■ WORK REQUIRED ■
Copy out each line from the material where the word "this" is found.

■ THE INPUT ■
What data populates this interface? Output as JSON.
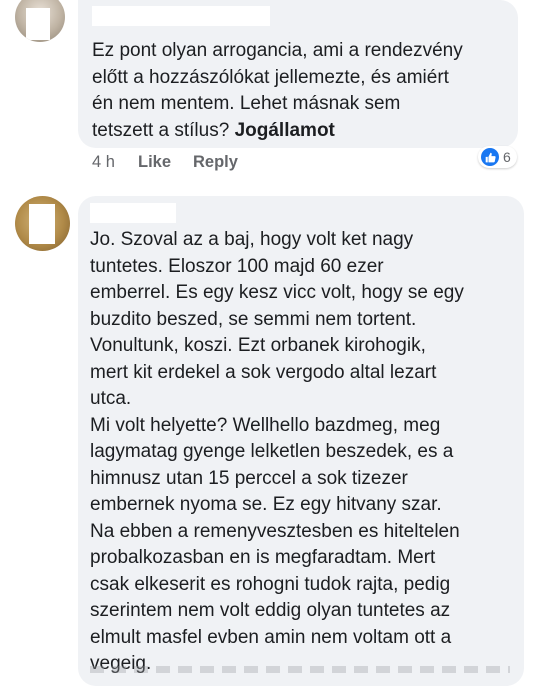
{
  "comments": [
    {
      "text": "Ez pont olyan arrogancia, ami a rendezvény\nelőtt a hozzászólókat jellemezte, és amiért\nén nem mentem. Lehet másnak sem\ntetszett a stílus? ",
      "mention": "Jogállamot",
      "time": "4 h",
      "like_label": "Like",
      "reply_label": "Reply",
      "reaction_count": "6"
    },
    {
      "text": "Jo. Szoval az a baj, hogy volt ket nagy\ntuntetes. Eloszor 100 majd 60 ezer\nemberrel. Es egy kesz vicc volt, hogy se egy\nbuzdito beszed, se semmi nem tortent.\nVonultunk, koszi. Ezt orbanek kirohogik,\nmert kit erdekel a sok vergodo altal lezart\nutca.\nMi volt helyette? Wellhello bazdmeg, meg\nlagymatag gyenge lelketlen beszedek, es a\nhimnusz utan 15 perccel a sok tizezer\nembernek nyoma se. Ez egy hitvany szar.\nNa ebben a remenyvesztesben es hiteltelen\nprobalkozasban en is megfaradtam. Mert\ncsak elkeserit es rohogni tudok rajta, pedig\nszerintem nem volt eddig olyan tuntetes az\nelmult masfel evben amin nem voltam ott a\nvegeig."
    }
  ],
  "icons": {
    "reaction": "like-thumbs-up-icon"
  },
  "colors": {
    "bubble": "#f0f2f5",
    "like_blue": "#1877f2",
    "meta_text": "#65676b"
  }
}
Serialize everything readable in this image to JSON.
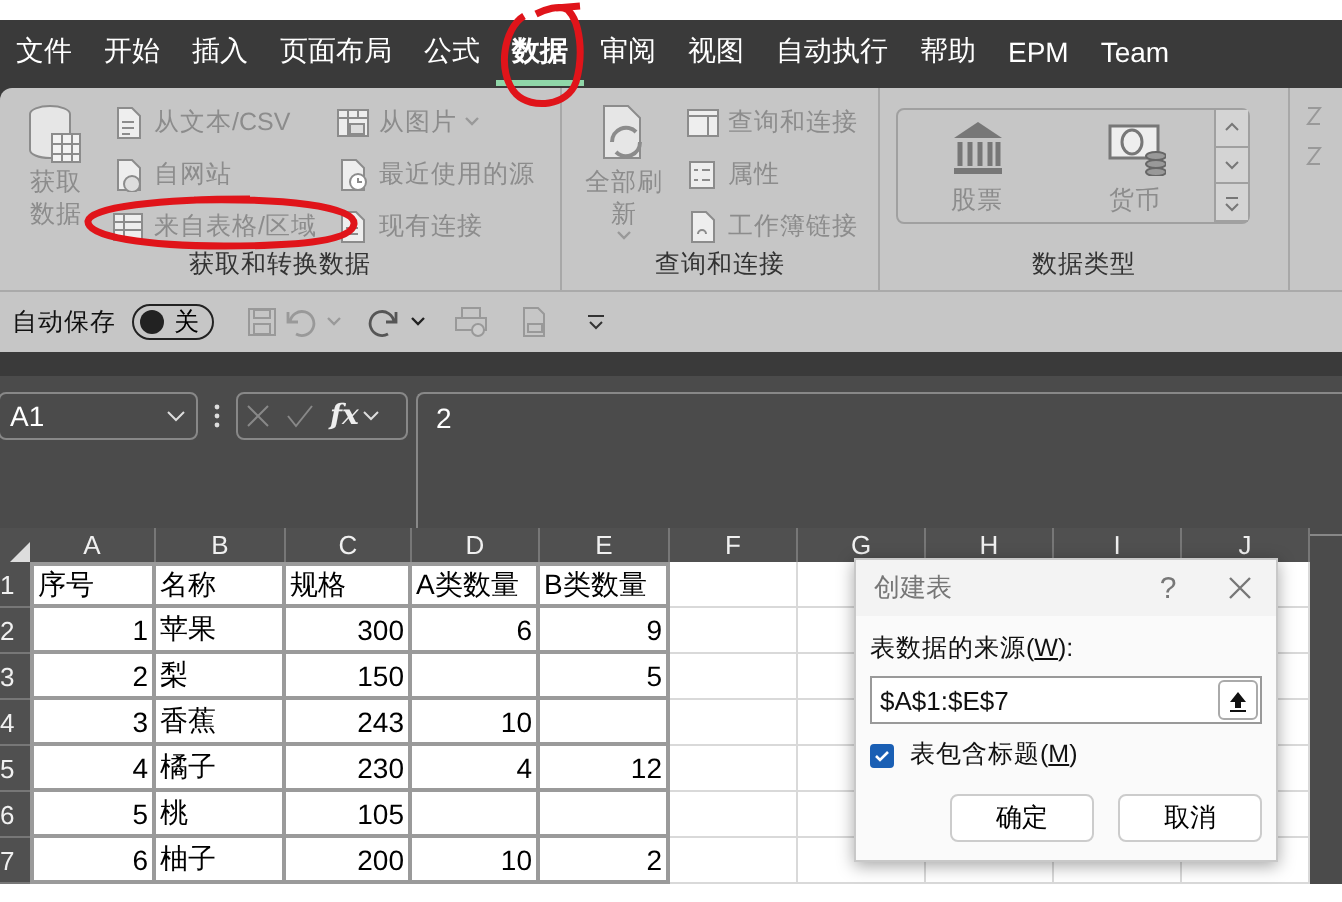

■ YOUR SOLUTION ■
What data populates this interface? Output as JSON.
Serialize everything readable in this image to JSON.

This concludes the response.